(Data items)
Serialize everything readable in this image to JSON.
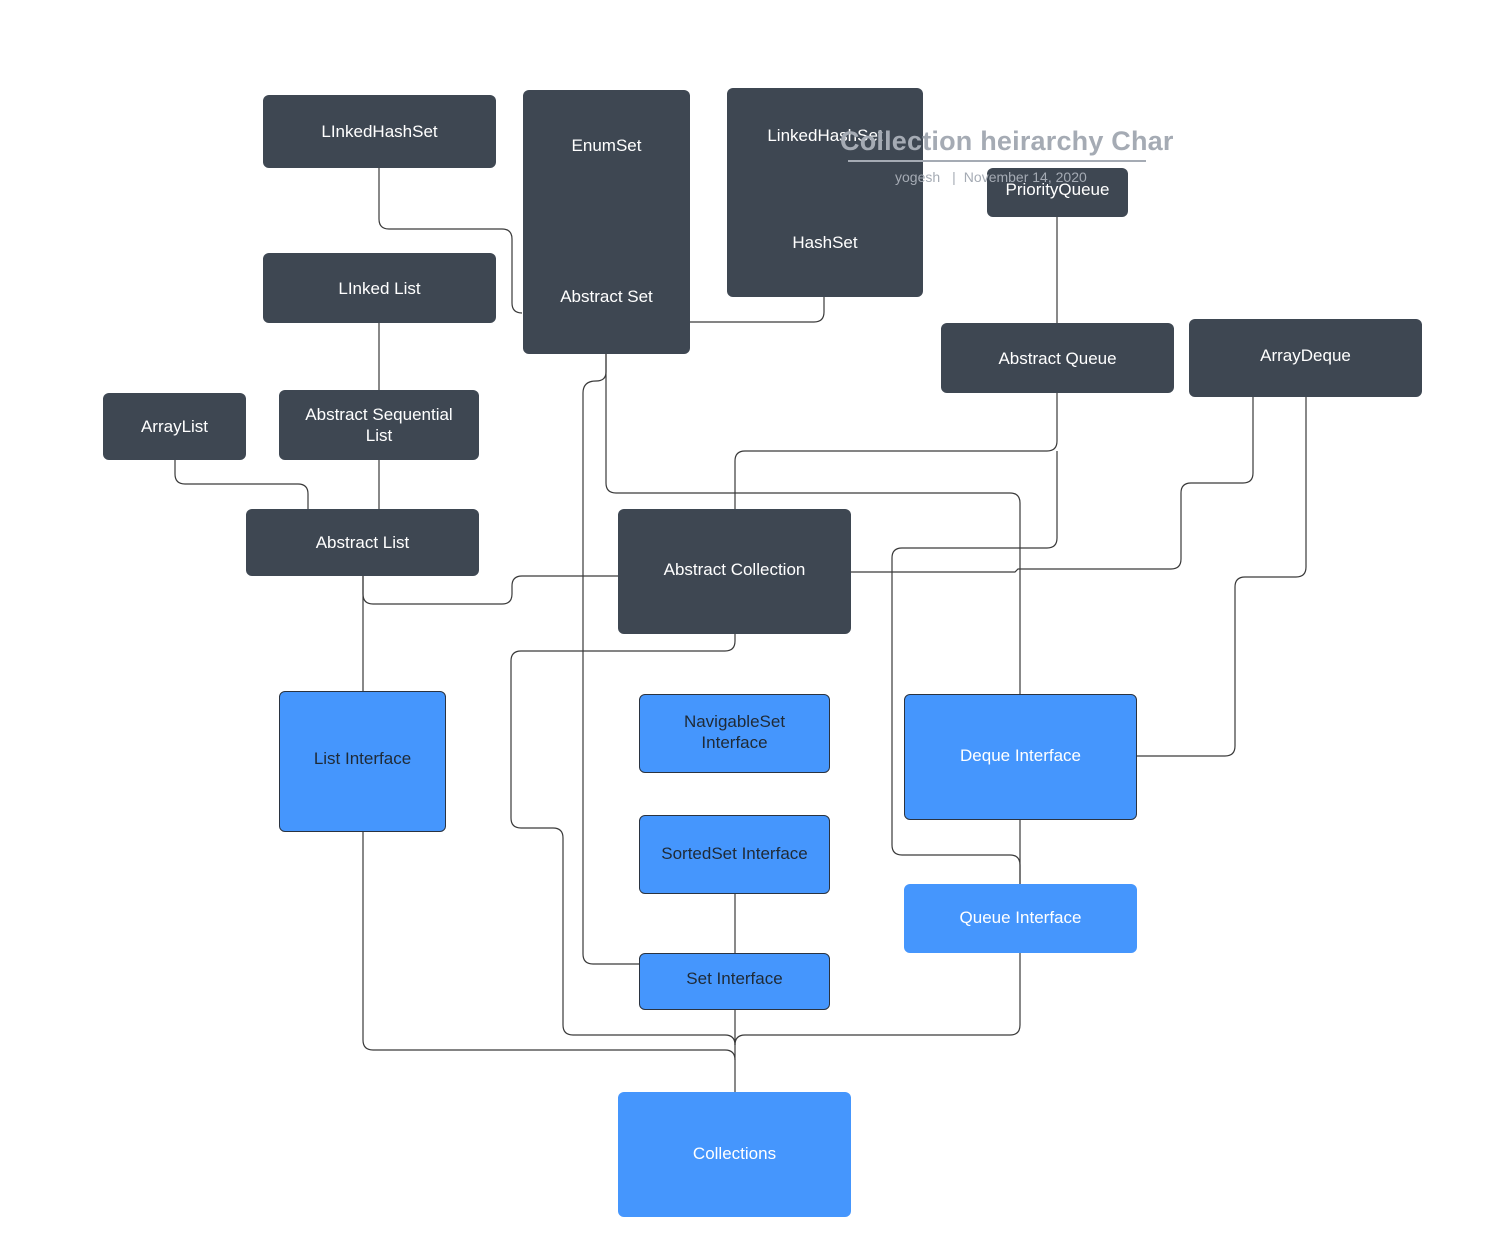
{
  "document": {
    "title": "Collection heirarchy Char",
    "author": "yogesh",
    "separator": "|",
    "date": "November 14, 2020"
  },
  "colors": {
    "class_node": "#3e4752",
    "interface_node": "#4596fd",
    "connector": "#3a3a3a",
    "title_text": "#a5abb4"
  },
  "nodes": {
    "linked_hash_set_left": "LInkedHashSet",
    "enum_set": "EnumSet",
    "abstract_set": "Abstract Set",
    "linked_hash_set_right": "LinkedHashSet",
    "hash_set": "HashSet",
    "priority_queue": "PriorityQueue",
    "linked_list": "LInked List",
    "abstract_queue": "Abstract Queue",
    "array_deque": "ArrayDeque",
    "array_list": "ArrayList",
    "abstract_sequential_list": "Abstract Sequential\nList",
    "abstract_list": "Abstract List",
    "abstract_collection": "Abstract Collection",
    "list_interface": "List Interface",
    "navigable_set_interface": "NavigableSet\nInterface",
    "sorted_set_interface": "SortedSet Interface",
    "set_interface": "Set Interface",
    "deque_interface": "Deque Interface",
    "queue_interface": "Queue Interface",
    "collections": "Collections"
  },
  "edges": [
    {
      "from": "LInkedHashSet",
      "to": "Abstract Set"
    },
    {
      "from": "HashSet",
      "to": "Abstract Set"
    },
    {
      "from": "LInked List",
      "to": "Abstract Sequential List"
    },
    {
      "from": "Abstract Sequential List",
      "to": "Abstract List"
    },
    {
      "from": "ArrayList",
      "to": "Abstract List"
    },
    {
      "from": "PriorityQueue",
      "to": "Abstract Queue"
    },
    {
      "from": "Abstract Queue",
      "to": "Abstract Collection"
    },
    {
      "from": "Abstract Queue",
      "to": "Queue Interface"
    },
    {
      "from": "ArrayDeque",
      "to": "Abstract Collection"
    },
    {
      "from": "ArrayDeque",
      "to": "Deque Interface"
    },
    {
      "from": "Abstract Set",
      "to": "Set Interface"
    },
    {
      "from": "Abstract Set",
      "to": "Deque Interface"
    },
    {
      "from": "Abstract Collection",
      "to": "Abstract List"
    },
    {
      "from": "Abstract Collection",
      "to": "Collections"
    },
    {
      "from": "Abstract List",
      "to": "List Interface"
    },
    {
      "from": "List Interface",
      "to": "Collections"
    },
    {
      "from": "SortedSet Interface",
      "to": "Set Interface"
    },
    {
      "from": "Set Interface",
      "to": "Collections"
    },
    {
      "from": "Deque Interface",
      "to": "Queue Interface"
    },
    {
      "from": "Queue Interface",
      "to": "Collections"
    }
  ]
}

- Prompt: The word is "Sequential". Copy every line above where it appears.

- Answer for the task:
    "abstract_sequential_list": "Abstract Sequential\nList",
      "to": "Abstract Sequential List"
      "from": "Abstract Sequential List",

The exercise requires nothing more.